The Weekly Writ for Sept. 27: Does being Speaker help or hurt re-election?
Plus, turmoil at Queen's Park, a new party emerges and what to make of the latest Manitoba and federal polls.
Welcome to the Weekly Writ, a round-up of the latest federal and provincial polls, election news and political history that lands in your inbox every Wednesday morning.
Yesterday, Anthony Rota announced he would be resigning as Speaker of the House of Commons as of the end of day today. On Monday, Rota apologized for inviting a Ukrainian-Canadian veteran who fought alongside Nazi Germany during the Second World War to Ukrainian President Volodymyr Zelenskyy’s speech to the House and recognizing him during his own remarks. He did not resign, however, until it became clear that he no longer had the support of the House (nor his own party’s caucus) and that he had no other option but to resign.
Rota seems like a very pleasant man who loved being speaker, so it is unfortunate that his tenure ends like this. But, even if this was an honest, careless mistake, it hurt many Canadians, embarrassed the country and gave Russia more ammunition in their propaganda war against Ukraine. Some mistakes can be forgiven. Others are firing offences, and that’s what this was.

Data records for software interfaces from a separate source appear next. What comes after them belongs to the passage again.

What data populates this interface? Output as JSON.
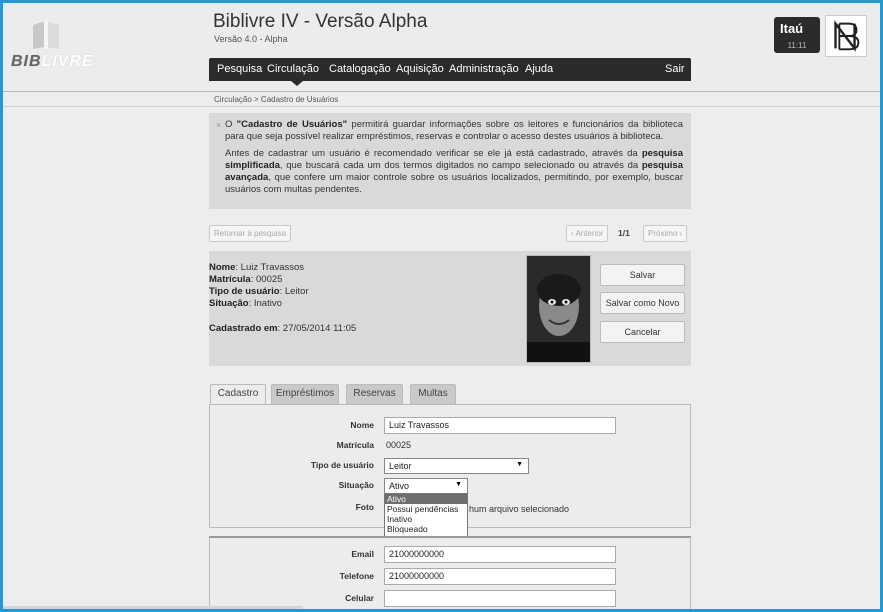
{
  "header": {
    "logo_text_a": "BIB",
    "logo_text_b": "LIVRE",
    "title": "Biblivre IV - Versão Alpha",
    "version": "Versão 4.0 - Alpha",
    "bank": "Itaú",
    "time": "11:11"
  },
  "menu": {
    "items": [
      "Pesquisa",
      "Circulação",
      "Catalogação",
      "Aquisição",
      "Administração",
      "Ajuda"
    ],
    "active": "Circulação",
    "logout": "Sair"
  },
  "breadcrumb": "Circulação > Cadastro de Usuários",
  "info": {
    "close": "×",
    "p1_a": "O ",
    "p1_b": "\"Cadastro de Usuários\"",
    "p1_c": " permitirá guardar informações sobre os leitores e funcionários da biblioteca para que seja possível realizar empréstimos, reservas e controlar o acesso destes usuários à biblioteca.",
    "p2_a": "Antes de cadastrar um usuário é recomendado verificar se ele já está cadastrado, através da ",
    "p2_b": "pesquisa simplificada",
    "p2_c": ", que buscará cada um dos termos digitados no campo selecionado ou através da ",
    "p2_d": "pesquisa avançada",
    "p2_e": ", que confere um maior controle sobre os usuários localizados, permitindo, por exemplo, buscar usuários com multas pendentes."
  },
  "pager": {
    "back": "Retornar à pesquisa",
    "prev": "‹ Anterior",
    "count": "1/1",
    "next": "Próximo ›"
  },
  "user": {
    "name_label": "Nome",
    "name": ": Luiz Travassos",
    "enrollment_label": "Matrícula",
    "enrollment": ": 00025",
    "type_label": "Tipo de usuário",
    "type": ": Leitor",
    "status_label": "Situação",
    "status": ": Inativo",
    "created_label": "Cadastrado em",
    "created": ": 27/05/2014 11:05"
  },
  "actions": {
    "save": "Salvar",
    "save_new": "Salvar como Novo",
    "cancel": "Cancelar"
  },
  "tabs": [
    "Cadastro",
    "Empréstimos",
    "Reservas",
    "Multas"
  ],
  "form": {
    "name_label": "Nome",
    "name_value": "Luiz Travassos",
    "enrollment_label": "Matrícula",
    "enrollment_value": "00025",
    "type_label": "Tipo de usuário",
    "type_value": "Leitor",
    "status_label": "Situação",
    "status_value": "Ativo",
    "photo_label": "Foto",
    "photo_text": "hum arquivo selecionado",
    "status_options": [
      "Ativo",
      "Possui pendências",
      "Inativo",
      "Bloqueado"
    ],
    "status_selected": "Ativo",
    "email_label": "Email",
    "email_value": "21000000000",
    "phone_label": "Telefone",
    "phone_value": "21000000000",
    "mobile_label": "Celular",
    "mobile_value": ""
  },
  "colors": {
    "frame": "#1e9ad6",
    "menubar": "#2b2b2b",
    "panel": "#d9d9d9"
  }
}
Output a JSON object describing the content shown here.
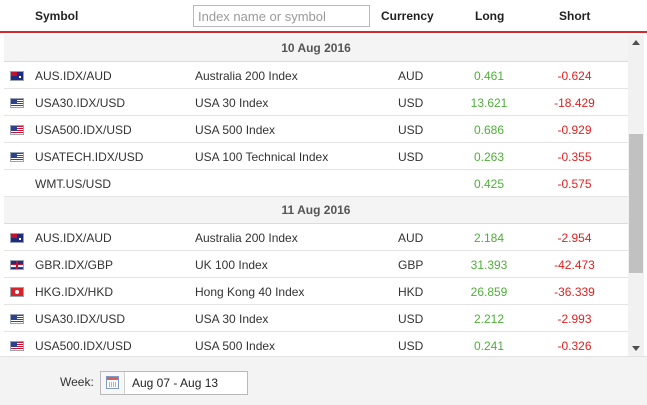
{
  "header": {
    "symbol_label": "Symbol",
    "search_placeholder": "Index name or symbol",
    "currency_label": "Currency",
    "long_label": "Long",
    "short_label": "Short"
  },
  "groups": [
    {
      "date": "10 Aug 2016",
      "rows": [
        {
          "flag": "aud",
          "symbol": "AUS.IDX/AUD",
          "name": "Australia 200 Index",
          "currency": "AUD",
          "long": "0.461",
          "short": "-0.624"
        },
        {
          "flag": "usd",
          "symbol": "USA30.IDX/USD",
          "name": "USA 30 Index",
          "currency": "USD",
          "long": "13.621",
          "short": "-18.429"
        },
        {
          "flag": "usd",
          "symbol": "USA500.IDX/USD",
          "name": "USA 500 Index",
          "currency": "USD",
          "long": "0.686",
          "short": "-0.929"
        },
        {
          "flag": "usd",
          "symbol": "USATECH.IDX/USD",
          "name": "USA 100 Technical Index",
          "currency": "USD",
          "long": "0.263",
          "short": "-0.355"
        },
        {
          "flag": "none",
          "symbol": "WMT.US/USD",
          "name": "",
          "currency": "",
          "long": "0.425",
          "short": "-0.575"
        }
      ]
    },
    {
      "date": "11 Aug 2016",
      "rows": [
        {
          "flag": "aud",
          "symbol": "AUS.IDX/AUD",
          "name": "Australia 200 Index",
          "currency": "AUD",
          "long": "2.184",
          "short": "-2.954"
        },
        {
          "flag": "gbp",
          "symbol": "GBR.IDX/GBP",
          "name": "UK 100 Index",
          "currency": "GBP",
          "long": "31.393",
          "short": "-42.473"
        },
        {
          "flag": "hkd",
          "symbol": "HKG.IDX/HKD",
          "name": "Hong Kong 40 Index",
          "currency": "HKD",
          "long": "26.859",
          "short": "-36.339"
        },
        {
          "flag": "usd",
          "symbol": "USA30.IDX/USD",
          "name": "USA 30 Index",
          "currency": "USD",
          "long": "2.212",
          "short": "-2.993"
        },
        {
          "flag": "usd",
          "symbol": "USA500.IDX/USD",
          "name": "USA 500 Index",
          "currency": "USD",
          "long": "0.241",
          "short": "-0.326"
        }
      ]
    }
  ],
  "footer": {
    "week_label": "Week:",
    "week_value": "Aug 07 - Aug 13"
  },
  "colors": {
    "accent_red": "#d9262b",
    "long_green": "#4fae3a",
    "short_red": "#e02020"
  }
}
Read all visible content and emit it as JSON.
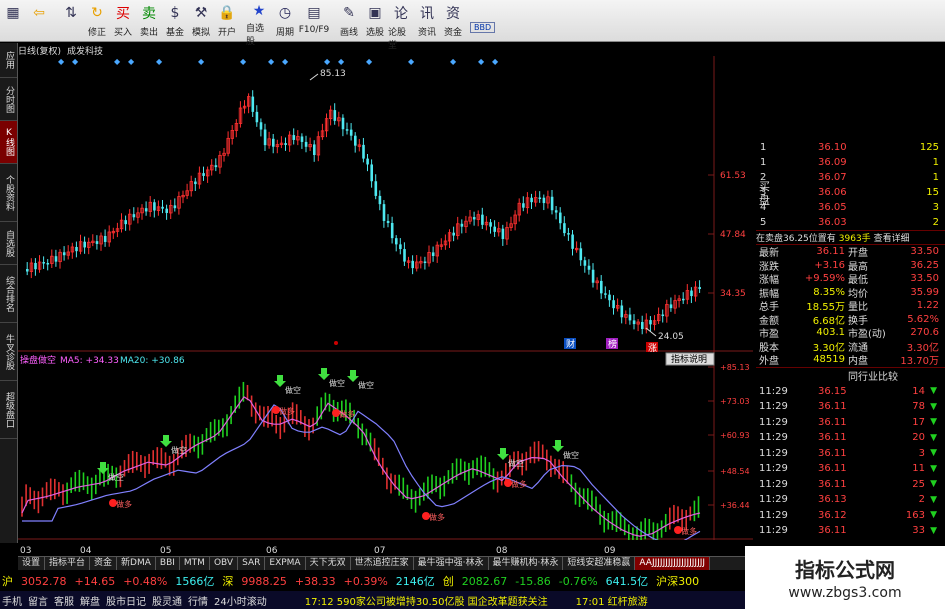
{
  "toolbar": {
    "buttons": [
      {
        "label": "",
        "icon": "grid-icon"
      },
      {
        "label": "",
        "icon": "back-arrow-icon"
      },
      {
        "label": "",
        "icon": "updown-arrows-icon"
      },
      {
        "label": "修正",
        "icon": "refresh-icon"
      },
      {
        "label": "买入",
        "icon": "buy-icon"
      },
      {
        "label": "卖出",
        "icon": "sell-icon"
      },
      {
        "label": "基金",
        "icon": "fund-icon"
      },
      {
        "label": "模拟",
        "icon": "hammer-icon"
      },
      {
        "label": "开户",
        "icon": "lock-icon"
      },
      {
        "label": "自选股",
        "icon": "star-board-icon"
      },
      {
        "label": "周期",
        "icon": "clock-icon"
      },
      {
        "label": "F10/F9",
        "icon": "doc-icon"
      },
      {
        "label": "画线",
        "icon": "pen-icon"
      },
      {
        "label": "选股",
        "icon": "screen-icon"
      },
      {
        "label": "论股堂",
        "icon": "discuss-icon"
      },
      {
        "label": "资讯",
        "icon": "news-icon"
      },
      {
        "label": "资金",
        "icon": "fund-flow-icon"
      }
    ],
    "bbd_label": "BBD"
  },
  "title": {
    "period": "日线(复权)",
    "stock": "成发科技"
  },
  "side_tabs": [
    "应用",
    "分时图",
    "K线图",
    "个股资料",
    "自选股",
    "综合排名",
    "牛叉诊股",
    "超级盘口"
  ],
  "main_chart": {
    "price_labels": [
      "61.53",
      "47.84",
      "34.35"
    ],
    "high_label": "85.13",
    "low_label": "24.05",
    "markers": [
      "财",
      "榜",
      "涨"
    ]
  },
  "sub_chart": {
    "title": "操盘做空",
    "ma5": "MA5: +34.33",
    "ma20": "MA20: +30.86",
    "button": "指标说明",
    "levels": [
      "+85.13",
      "+73.03",
      "+60.93",
      "+48.54",
      "+36.44"
    ],
    "buy_label": "做多",
    "sell_label": "做空"
  },
  "dates": [
    "03",
    "04",
    "05",
    "06",
    "07",
    "08",
    "09"
  ],
  "bottom_tabs": [
    "设置",
    "指标平台",
    "资金",
    "新DMA",
    "BBI",
    "MTM",
    "OBV",
    "SAR",
    "EXPMA",
    "天下无双",
    "世杰追控庄家",
    "最牛强中强·林永",
    "最牛赚机构·林永",
    "短线安超准稳赢"
  ],
  "bottom_tab_selected": "AAJJJJJJJJJJJJJJJJJJJJ",
  "quotes": {
    "buy_side_label": "买盘",
    "buy_rows": [
      {
        "n": "1",
        "price": "36.10",
        "vol": "125"
      },
      {
        "n": "1",
        "price": "36.09",
        "vol": "1"
      },
      {
        "n": "2",
        "price": "36.07",
        "vol": "1"
      },
      {
        "n": "3",
        "price": "36.06",
        "vol": "15"
      },
      {
        "n": "4",
        "price": "36.05",
        "vol": "3"
      },
      {
        "n": "5",
        "price": "36.03",
        "vol": "2"
      }
    ],
    "order_info": "在卖盘36.25位置有",
    "order_vol": "3963手",
    "order_link": "查看详细",
    "stats": [
      {
        "k": "最新",
        "v": "36.11",
        "k2": "开盘",
        "v2": "33.50"
      },
      {
        "k": "涨跌",
        "v": "+3.16",
        "k2": "最高",
        "v2": "36.25"
      },
      {
        "k": "涨幅",
        "v": "+9.59%",
        "k2": "最低",
        "v2": "33.50"
      },
      {
        "k": "振幅",
        "v": "8.35%",
        "k2": "均价",
        "v2": "35.99"
      },
      {
        "k": "总手",
        "v": "18.55万",
        "k2": "量比",
        "v2": "1.22"
      },
      {
        "k": "金额",
        "v": "6.68亿",
        "k2": "换手",
        "v2": "5.62%"
      },
      {
        "k": "市盈",
        "v": "403.1",
        "k2": "市盈(动)",
        "v2": "270.6"
      },
      {
        "k": "股本",
        "v": "3.30亿",
        "k2": "流通",
        "v2": "3.30亿"
      },
      {
        "k": "外盘",
        "v": "48519",
        "k2": "内盘",
        "v2": "13.70万"
      }
    ],
    "industry_label": "同行业比较",
    "ticks": [
      {
        "t": "11:29",
        "p": "36.15",
        "v": "14",
        "d": "down"
      },
      {
        "t": "11:29",
        "p": "36.11",
        "v": "78",
        "d": "down"
      },
      {
        "t": "11:29",
        "p": "36.11",
        "v": "17",
        "d": "down"
      },
      {
        "t": "11:29",
        "p": "36.11",
        "v": "20",
        "d": "down"
      },
      {
        "t": "11:29",
        "p": "36.11",
        "v": "3",
        "d": "down"
      },
      {
        "t": "11:29",
        "p": "36.11",
        "v": "11",
        "d": "down"
      },
      {
        "t": "11:29",
        "p": "36.11",
        "v": "25",
        "d": "down"
      },
      {
        "t": "11:29",
        "p": "36.13",
        "v": "2",
        "d": "down"
      },
      {
        "t": "11:29",
        "p": "36.12",
        "v": "163",
        "d": "down"
      },
      {
        "t": "11:29",
        "p": "36.11",
        "v": "33",
        "d": "down"
      }
    ]
  },
  "status1": {
    "sh": "沪",
    "sh_idx": "3052.78",
    "sh_chg": "+14.65",
    "sh_pct": "+0.48%",
    "sh_amt": "1566亿",
    "sz": "深",
    "sz_idx": "9988.25",
    "sz_chg": "+38.33",
    "sz_pct": "+0.39%",
    "sz_amt": "2146亿",
    "cy": "创",
    "cy_idx": "2082.67",
    "cy_chg": "-15.86",
    "cy_pct": "-0.76%",
    "cy_amt": "641.5亿",
    "hs": "沪深300"
  },
  "status2": {
    "items": [
      "手机",
      "留言",
      "客服",
      "解盘",
      "股市日记",
      "股灵通",
      "行情",
      "24小时滚动"
    ],
    "news1": "17:12 590家公司被增持30.50亿股 国企改革题获关注",
    "news2": "17:01 红杆旅游"
  },
  "brand": {
    "title": "指标公式网",
    "url": "www.zbgs3.com"
  }
}
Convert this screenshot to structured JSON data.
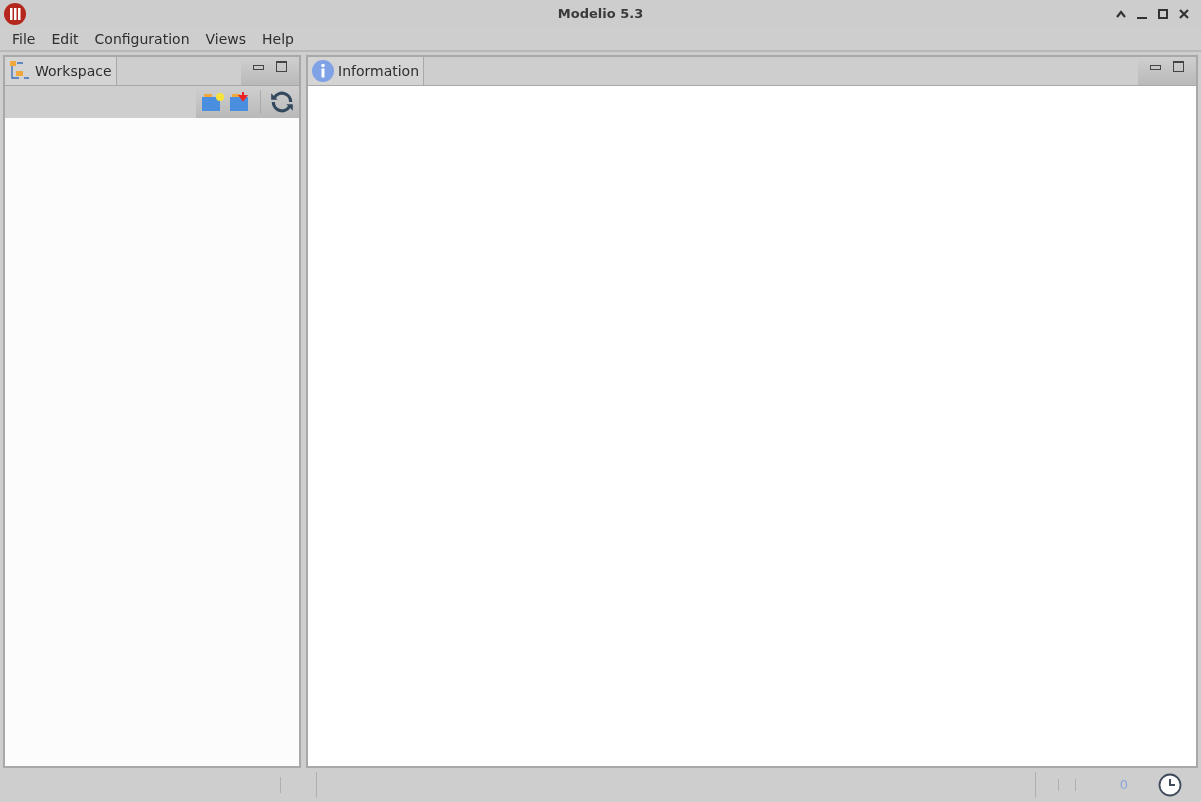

It’s been a very strange start to this parliamentary sitting, starting with Justin Trudeau’s announcement in the House that his government had credible evidence that India was behind the killing of a Canadian citizen in Canada. Then there was Zelenskyy’s visit, an important moment that was tarnished by this sorry event. One can’t help but hope politics gets dull and uneventful again very soon.
In that vein, let’s look to the mundane steps that will come next for the House of Commons. By agreement between the House leaders, Bloc MP Louis Plamondon (the dean of the House) will serve as interim speaker until next week, when a vote will be held to choose Rota’s permanent replacement. MPs from every party can stand for election and all MPs vote using a preferential ballot. The winner is the candidate who can garner support from a majority of MPs.
A number of candidates usually step forward for this prestigious post. Normally, this job is relatively controversy-free, puts you above the partisan fray and comes with a lot of perks, including an official residence and a bump in salary.
But with a new MP about to be chosen as the speaker, a question came to my election-focused mind. Does being the speaker help or hurt an MP’s re-election chances?
I was curious about this, so I looked at how the past six speakers have fared in their first election after taking over the big chair. The results are rather mixed.
On average, when running for re-election for the first time after becoming speaker, the past six occupants of the job lost about one percentage point of support from the previous election more than candidates running for the same party did in neighbouring ridings. It’s such a small difference that it seems reasonable to conclude that being the Speaker of the House of Commons, in and of itself, makes little difference to voters. The speaker’s change in support will largely match that of the party as a whole.
Of the last six, Anthony Rota, Peter Milliken and Gilbert Parent all did a little better than their neighbouring partisan counterparts in their first election as the incumbent speaker. Geoff Regan, Andrew Scheer and John Allen Fraser did worse.
So, the lesson here is that if you’re an MP considering a run at the speaker’s chair, winning it probably won’t impact your re-election chances in your own riding. That is, of course, assuming you don’t make a colossal error and cause an international incident while occupying the seat.
Now, to what is in this week’s instalment of the Weekly Writ:
News on the latest problems for Ontario’s PCs and a new federal party being launched.
Polls put the Manitoba NDP in majority territory, while a strange-looking federal poll gets people talking (the non-strange one didn’t). Also, we get another look at B.C.
Majority/minority toss-up federally if the election were held today, but a majority favoured for the NDP in Manitoba and (especially) in British Columbia.
A stretch goal for the Manitoba NDP in this week’s riding profile.
The first one-term government in New Brunswick in the #EveryElectionProject.
A Mulroney milestone for Pierre Poilievre.